  • Lesson 11: Hit Me With Your Best Shot - Acoustic Guitar Lesson

    This Pat Benatar hit comes straight from the school of 80’s rock. Full of pop-rock riffs and a blazing solo, this lesson will surely get your fingers flying!

  • Lesson 12: Bubbly - Colbie Caillat - Guitar Lesson

    Bubbly is a major hit single by American singer-songwriter Colbie Caillat and taken from her best selling 2007 debut album ‘Coco’.

    This lesson primarily covers how Colbie plays it by herself, which is in the key of D, using Open D-Tuning, DADF#AD, where the guitar is capoed on the 7th fret.

    It also shows an alternative version in the key of G, with the guitar capoed on the 2nd fret, for the ones who would rather play it in standard tuning.

    We break down the percussive style of playing which is a great technique to carry over to other songs. It includes syncopation and should be done with swing feel.

  • Lesson 13: Sometimes Love Just Ain’t Enough - Patty Smyth - Guitar Lesson

    Sometimes Love Just Ain’t Enough is a ballad written by American singer-songwriter Patty Smyth and Glen Burtnik (fomer member of Styx).

    It was recorded as a duet by Smyth and Eagles’ frontman Don Henley, and appears on her self-titled 1992 album.

    This lesson shows how to play the song in the key of G, where the guitar should be capoed on the 3rd fret, to put it in the absolute key of Bb as done on the original recording.

    It uses all the chords in the key, with the exception of chord VII, and one out of the key.

    The arrangement features a nice melodic intro, which re-appears a few times, and a relatively easy progression.
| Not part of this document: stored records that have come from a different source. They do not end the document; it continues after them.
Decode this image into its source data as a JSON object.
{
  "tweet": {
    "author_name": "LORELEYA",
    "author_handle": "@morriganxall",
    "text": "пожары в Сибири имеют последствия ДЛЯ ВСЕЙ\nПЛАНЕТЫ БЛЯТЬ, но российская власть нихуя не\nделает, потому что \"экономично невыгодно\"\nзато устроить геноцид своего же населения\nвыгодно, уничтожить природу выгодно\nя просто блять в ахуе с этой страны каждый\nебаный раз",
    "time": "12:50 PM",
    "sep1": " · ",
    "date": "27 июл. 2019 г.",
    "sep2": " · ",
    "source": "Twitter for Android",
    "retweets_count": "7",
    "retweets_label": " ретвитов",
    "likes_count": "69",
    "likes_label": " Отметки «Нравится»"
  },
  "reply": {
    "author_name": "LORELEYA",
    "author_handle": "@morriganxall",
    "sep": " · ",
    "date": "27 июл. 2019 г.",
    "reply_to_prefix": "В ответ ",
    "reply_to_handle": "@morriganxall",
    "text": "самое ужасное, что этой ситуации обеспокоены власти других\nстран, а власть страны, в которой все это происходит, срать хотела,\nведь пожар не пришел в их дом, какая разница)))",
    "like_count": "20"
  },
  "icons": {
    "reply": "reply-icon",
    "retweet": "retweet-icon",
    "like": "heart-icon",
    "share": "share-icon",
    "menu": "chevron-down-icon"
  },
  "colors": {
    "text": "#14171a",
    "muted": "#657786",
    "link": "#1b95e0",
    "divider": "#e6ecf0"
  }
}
    The most important aspect of the playing is the use of the right hand. One could strum through the song, or flatpick it, or do a combination of both. Personally I prefer the latter.

  • Lesson 14: Manic Monday by The Bangles - Guitar Lesson

    Manic Monday is a song by the American pop rock band The Bangles. It was written by the artist Prince who gave it to them, and the first single to be released from their second studio album ‘Different Light’ (1986).

    The song features for the most part an easy progression with only four chords in the key of D. There are a few more in the bridge, including a barre chord, making it a little more challenging for beginners.

    For the strumming we both discuss the speed of 8th’s, as well as 16th’s. The latter is how Susanna Hoffs sometimes tends to play it.

    All in all, a great and fun song for guitar players at any level.

  • Lesson 15: Eternal Flame by The Bangles - Guitar Lesson

    The Bangles are an American pop rock band, who scored several major hit singles during the 1980s.

    One of those is the love song Eternal Flame, taken from their 1988 studio album ‘Everything’, and was released in 1989.

    This lesson mostly takes a look at how the Bangles’ singer/rhythm guitar player Susanna Hoffs, who co-wrote the song, performs it acoustically.

    The arrangement was done in the key of D, where the guitar is capoed on the 4th fret. It features almost all the chords in the key, including two barre chords, and a few outside the key by changing them from minor to major or vice versa.

    While some of the chords might be a bit of a challenge to some, the strumming in double time is relatively easy and straightforward.

    Since the song is in the absolute key of F#, we also take a quick look at the key of G, where the guitar is tuned down a half step. The chords and their voicings sound different, but are probably a bit easier to play.